You can also create “watchlists.” For instance, you can create a watchlist for Facebook and then apply it to a user. This will keep track of how long that user is on Facebook. With watchlists, you can log active usage or all traffic to a particular site. You can send yourself an alert if little Johnny has been on Facebook or a gaming site for more than four hours.
Skydog also allows you to schedule Internet access (as do most parental control solutions). I found the interface to do so a little unintuitive at first, but once I got the hang of it, it was quite simple to use. You drag the cursor over a block of time and days and can apply that schedule to any user. It’s a great way to make sure the kids only have Internet access during the week at the times you want them to have access. There is also an “override” button that you can use to block access immediately.
You can also create different “zones” or networks. By default, Skydog has a Work zone and a Guest zone that you can enable (the Home zone is created and enabled upon setup). Once you set up zones, you can assign different bandwidth levels to each zone.
The interface offers a balanced template which distributes bandwidth across each zone evenly. Click the Edit button on this settings page and a slider appears that allows you to adjust bandwidth allocation. You can also prioritize traffic, for instance, you can make “Work” a high priority zone, meaning the devices and users attached to this zone will receive the highest priority bandwidth. The interface allows you to enable Traffic Shaping for each zone, fine-tuning QoS (Quality of Service) to improve performance.

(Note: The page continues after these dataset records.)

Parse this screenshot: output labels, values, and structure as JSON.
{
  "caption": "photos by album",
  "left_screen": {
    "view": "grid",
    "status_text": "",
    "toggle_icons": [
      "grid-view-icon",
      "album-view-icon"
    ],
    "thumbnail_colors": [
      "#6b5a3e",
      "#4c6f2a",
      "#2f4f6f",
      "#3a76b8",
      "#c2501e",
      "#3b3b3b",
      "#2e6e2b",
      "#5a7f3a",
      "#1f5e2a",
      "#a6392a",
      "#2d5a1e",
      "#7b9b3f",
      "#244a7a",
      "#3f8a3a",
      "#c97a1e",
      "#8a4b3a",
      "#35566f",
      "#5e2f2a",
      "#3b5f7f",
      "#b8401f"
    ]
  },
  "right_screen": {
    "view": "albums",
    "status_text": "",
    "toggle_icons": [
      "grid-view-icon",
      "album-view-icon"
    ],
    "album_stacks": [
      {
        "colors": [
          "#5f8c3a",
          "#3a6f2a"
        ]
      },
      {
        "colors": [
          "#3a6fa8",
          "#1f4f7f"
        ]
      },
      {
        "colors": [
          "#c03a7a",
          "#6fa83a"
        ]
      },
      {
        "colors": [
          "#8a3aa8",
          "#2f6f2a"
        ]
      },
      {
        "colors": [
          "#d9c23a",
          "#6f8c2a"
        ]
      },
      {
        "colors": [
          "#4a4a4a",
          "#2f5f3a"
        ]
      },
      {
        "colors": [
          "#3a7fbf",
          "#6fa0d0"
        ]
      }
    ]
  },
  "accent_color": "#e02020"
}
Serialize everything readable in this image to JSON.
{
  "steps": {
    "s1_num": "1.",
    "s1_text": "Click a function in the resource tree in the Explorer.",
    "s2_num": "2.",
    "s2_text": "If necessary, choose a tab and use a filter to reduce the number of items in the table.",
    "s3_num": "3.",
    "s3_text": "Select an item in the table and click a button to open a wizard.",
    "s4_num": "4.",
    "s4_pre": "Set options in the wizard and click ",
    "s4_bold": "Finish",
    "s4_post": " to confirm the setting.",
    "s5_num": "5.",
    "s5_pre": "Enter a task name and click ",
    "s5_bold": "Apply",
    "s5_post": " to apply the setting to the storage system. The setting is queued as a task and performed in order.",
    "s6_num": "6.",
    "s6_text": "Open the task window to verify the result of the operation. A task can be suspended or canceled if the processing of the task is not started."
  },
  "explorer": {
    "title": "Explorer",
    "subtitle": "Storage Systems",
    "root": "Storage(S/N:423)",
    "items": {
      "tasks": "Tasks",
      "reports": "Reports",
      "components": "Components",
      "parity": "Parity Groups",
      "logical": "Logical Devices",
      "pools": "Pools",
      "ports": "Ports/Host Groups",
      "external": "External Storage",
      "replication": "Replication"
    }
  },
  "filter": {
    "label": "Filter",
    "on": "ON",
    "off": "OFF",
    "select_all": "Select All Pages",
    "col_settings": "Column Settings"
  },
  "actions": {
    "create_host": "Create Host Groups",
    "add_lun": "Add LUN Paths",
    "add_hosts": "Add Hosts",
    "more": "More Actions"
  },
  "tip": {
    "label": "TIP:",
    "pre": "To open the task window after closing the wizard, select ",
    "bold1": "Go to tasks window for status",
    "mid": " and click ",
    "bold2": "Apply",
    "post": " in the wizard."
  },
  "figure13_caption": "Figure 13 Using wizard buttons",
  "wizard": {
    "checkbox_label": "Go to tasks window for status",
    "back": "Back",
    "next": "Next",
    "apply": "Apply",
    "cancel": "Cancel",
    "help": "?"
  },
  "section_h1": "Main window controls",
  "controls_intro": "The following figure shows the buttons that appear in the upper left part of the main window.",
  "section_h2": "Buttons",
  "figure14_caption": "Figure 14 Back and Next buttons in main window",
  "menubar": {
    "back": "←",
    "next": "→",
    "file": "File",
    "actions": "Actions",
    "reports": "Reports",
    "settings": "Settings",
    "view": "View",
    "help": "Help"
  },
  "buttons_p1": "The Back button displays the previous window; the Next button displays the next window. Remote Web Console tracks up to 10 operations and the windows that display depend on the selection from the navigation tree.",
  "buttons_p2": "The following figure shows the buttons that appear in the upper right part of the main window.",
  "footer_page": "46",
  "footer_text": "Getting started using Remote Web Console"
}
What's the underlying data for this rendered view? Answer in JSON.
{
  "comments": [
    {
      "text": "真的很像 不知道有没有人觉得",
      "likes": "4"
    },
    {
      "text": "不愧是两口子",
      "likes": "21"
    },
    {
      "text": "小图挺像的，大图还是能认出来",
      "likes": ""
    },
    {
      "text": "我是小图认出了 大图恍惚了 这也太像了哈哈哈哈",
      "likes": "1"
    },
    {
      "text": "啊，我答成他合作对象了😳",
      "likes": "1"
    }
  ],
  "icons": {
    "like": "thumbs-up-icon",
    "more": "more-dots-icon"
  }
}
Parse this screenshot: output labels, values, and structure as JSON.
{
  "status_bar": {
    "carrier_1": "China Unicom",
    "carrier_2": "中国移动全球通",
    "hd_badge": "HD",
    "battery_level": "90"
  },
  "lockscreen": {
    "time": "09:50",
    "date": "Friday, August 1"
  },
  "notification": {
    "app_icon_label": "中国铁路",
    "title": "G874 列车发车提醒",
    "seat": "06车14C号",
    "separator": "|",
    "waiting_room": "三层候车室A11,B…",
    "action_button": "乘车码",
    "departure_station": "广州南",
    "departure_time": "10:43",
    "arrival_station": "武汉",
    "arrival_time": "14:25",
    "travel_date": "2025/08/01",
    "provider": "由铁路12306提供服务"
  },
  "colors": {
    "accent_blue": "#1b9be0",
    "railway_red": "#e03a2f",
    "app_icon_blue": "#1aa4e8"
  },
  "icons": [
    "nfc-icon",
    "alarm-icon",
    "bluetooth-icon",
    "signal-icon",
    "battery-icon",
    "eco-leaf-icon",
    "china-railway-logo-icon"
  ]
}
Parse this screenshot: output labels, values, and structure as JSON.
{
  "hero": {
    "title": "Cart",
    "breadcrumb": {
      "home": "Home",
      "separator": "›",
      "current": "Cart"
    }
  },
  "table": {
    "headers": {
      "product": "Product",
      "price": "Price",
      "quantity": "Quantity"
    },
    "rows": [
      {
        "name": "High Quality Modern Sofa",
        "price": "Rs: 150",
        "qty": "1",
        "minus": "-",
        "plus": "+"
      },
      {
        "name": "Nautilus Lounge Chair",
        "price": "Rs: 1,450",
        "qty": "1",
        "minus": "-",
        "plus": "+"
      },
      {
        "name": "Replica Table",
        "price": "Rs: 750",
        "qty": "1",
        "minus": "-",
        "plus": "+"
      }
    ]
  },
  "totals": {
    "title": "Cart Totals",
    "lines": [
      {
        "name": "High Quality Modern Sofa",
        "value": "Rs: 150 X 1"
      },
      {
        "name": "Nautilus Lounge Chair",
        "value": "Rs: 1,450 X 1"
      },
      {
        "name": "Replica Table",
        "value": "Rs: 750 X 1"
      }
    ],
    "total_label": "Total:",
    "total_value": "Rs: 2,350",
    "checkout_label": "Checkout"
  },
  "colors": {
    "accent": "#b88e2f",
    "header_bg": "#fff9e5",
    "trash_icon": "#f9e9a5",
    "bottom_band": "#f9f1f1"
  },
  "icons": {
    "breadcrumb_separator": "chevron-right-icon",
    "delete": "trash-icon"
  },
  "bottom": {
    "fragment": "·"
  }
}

Skydog also supports features you find typically in routers including NAT, SPI firewall, DMZ and port forwarding. It also supports WPA2-Enterprise RADIUS security but there is no VPN service. Some additional capabilities are that it works with 3rd party DNS services such as OpenDNS, and you can disable any of the LAN ports from the interface, remotely. The interface also offers very good contextual help that you can access in case you have any questions about any of the features.
You can access the Skydog service to remotely manage from a phone or tablet. There is no app to download or install. Instead, the Skydog site uses HTML5 and you can create a shortcut on your mobile device to the service.
While the Skydog cloud service is excellent, the hardware rates only a “good.” As mentioned, the hardware specs are a bit dated compared to a lot of the newer dual-band routers on the market. Still, the throughput I received in testing is sufficient for most web-related browsing for multiple devices connected to a single network.
Performance is on par with other 2×2 routers I’ve tested such as the Cisco Linksys E3200. At 15 feet from the router, Skydog managed 55Mbps versus the E3200′s 50Mbps. It’s speedier at 5GHz, clocking 83 Mbps from the same distance.
The router delivered the performance I expected and that’s good. I also noticed that as I moved farther away from the router in testing, throughput did not drop significantly, indicating the router offers decent range coverage. Click the links below for full performance results.
Click here for Skydog’s 2.4GHz performance results.
Click here for Skydog’s 5GHz performance results.
Not a Dog of a Router
Color me impressed by Skydog. This is the ultimate family-friendly router. Is it a choice for childless-hardcore gamers who love to tweak their networks and want maximum performance? No. This is a router for families who want granular control over content and for anyone who wants a way to actively monitor their home network access. I would love to see this service with more robust hardware in the future. Until then, it’s still a four out of five star router and an Editors’ Choice for consumer routers.
|Networking Options||802.11n (2.4+5 GHz Dualband), 802.11n (2.4+5 GHz Dualband)|
|Access Control Lists Based on MAC Addresses||No|
|Stateful Packet Inspection||Yes|
Copyright © 2012 Ziff Davis, Inc